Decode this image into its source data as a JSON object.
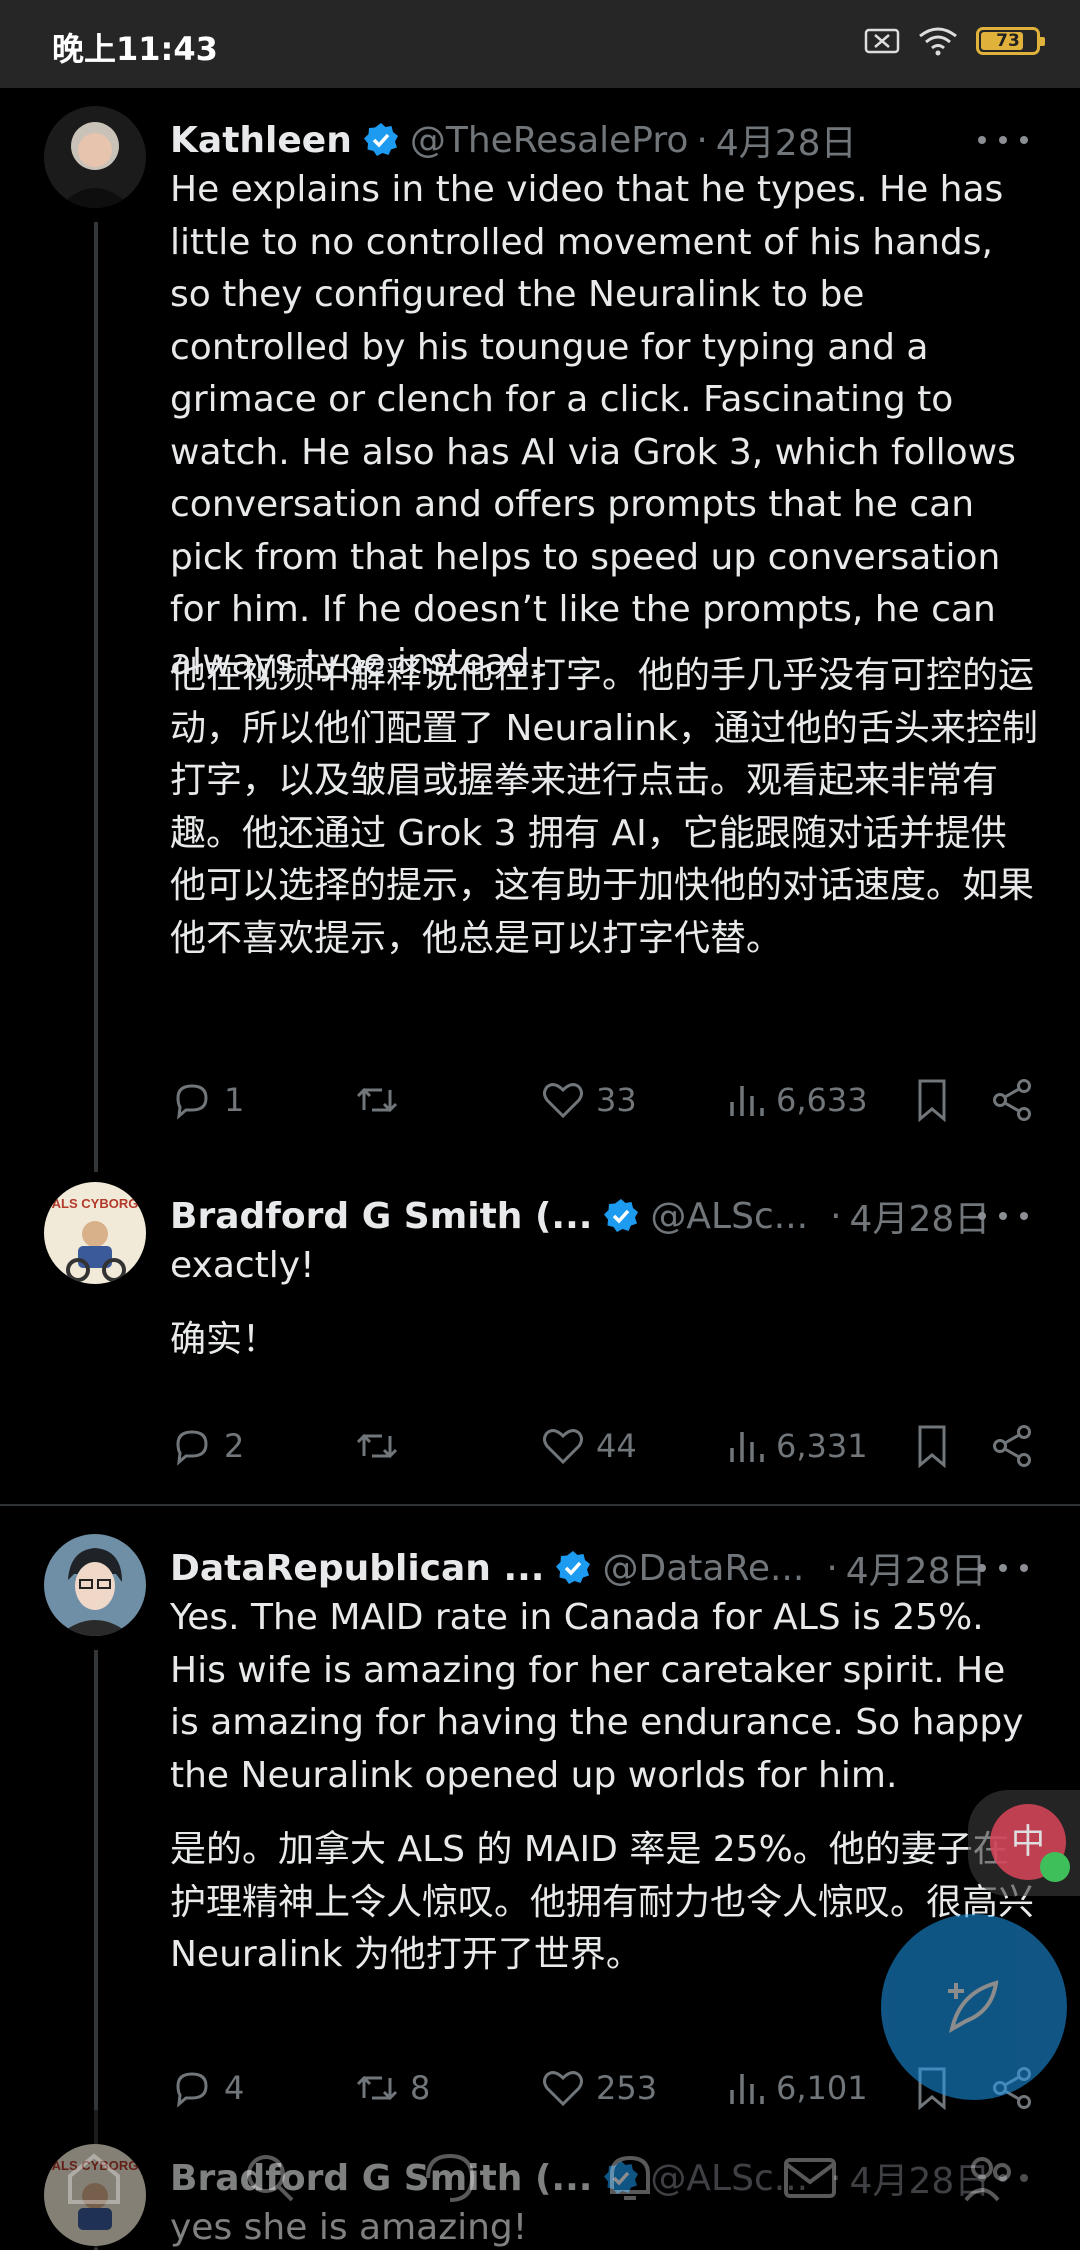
{
  "status_bar": {
    "time": "晚上11:43",
    "battery": "73"
  },
  "tweets": [
    {
      "name": "Kathleen",
      "handle": "@TheResalePro",
      "sep": "·",
      "date": "4月28日",
      "text_en": "He explains in the video that he types. He has little to no controlled movement of his hands, so they configured the Neuralink to be controlled by his toungue for typing and a grimace or clench for a click. Fascinating to watch. He also has AI via Grok 3, which follows conversation and offers prompts that he can pick from that helps to speed up conversation for him. If he doesn’t like the prompts, he can always type instead.",
      "text_cn": "他在视频中解释说他在打字。他的手几乎没有可控的运动，所以他们配置了 Neuralink，通过他的舌头来控制打字，以及皱眉或握拳来进行点击。观看起来非常有趣。他还通过 Grok 3 拥有 AI，它能跟随对话并提供他可以选择的提示，这有助于加快他的对话速度。如果他不喜欢提示，他总是可以打字代替。",
      "replies": "1",
      "reposts": "",
      "likes": "33",
      "views": "6,633"
    },
    {
      "name": "Bradford G Smith (...",
      "handle": "@ALSc...",
      "sep": "·",
      "date": "4月28日",
      "text_en": "exactly!",
      "text_cn": "确实！",
      "replies": "2",
      "reposts": "",
      "likes": "44",
      "views": "6,331"
    },
    {
      "name": "DataRepublican ...",
      "handle": "@DataRe...",
      "sep": "·",
      "date": "4月28日",
      "text_en": "Yes. The MAID rate in Canada for ALS is 25%. His wife is amazing for her caretaker spirit. He is amazing for having the endurance. So happy the Neuralink opened up worlds for him.",
      "text_cn": "是的。加拿大 ALS 的 MAID 率是 25%。他的妻子在护理精神上令人惊叹。他拥有耐力也令人惊叹。很高兴 Neuralink 为他打开了世界。",
      "replies": "4",
      "reposts": "8",
      "likes": "253",
      "views": "6,101"
    },
    {
      "name": "Bradford G Smith (...",
      "handle": "@ALSc...",
      "sep": "·",
      "date": "4月28日",
      "text_en": "yes she is amazing!"
    }
  ],
  "avatar_labels": {
    "als_cyborg": "ALS CYBORG"
  },
  "float_badge": {
    "label": "中"
  },
  "colors": {
    "background": "#000000",
    "text": "#e7e9ea",
    "muted": "#71767b",
    "verified": "#1d9bf0",
    "accent": "#1d9bf0"
  },
  "icons": [
    "reply-icon",
    "repost-icon",
    "like-icon",
    "views-icon",
    "bookmark-icon",
    "share-icon",
    "verified-badge-icon",
    "compose-icon",
    "home-icon",
    "search-icon",
    "spaces-icon",
    "notifications-icon",
    "messages-icon",
    "communities-icon"
  ]
}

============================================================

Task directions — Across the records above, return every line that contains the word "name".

Response to this task —
      "name": "Kathleen",
      "name": "Bradford G Smith (...",
      "name": "DataRepublican ...",
      "name": "Bradford G Smith (...",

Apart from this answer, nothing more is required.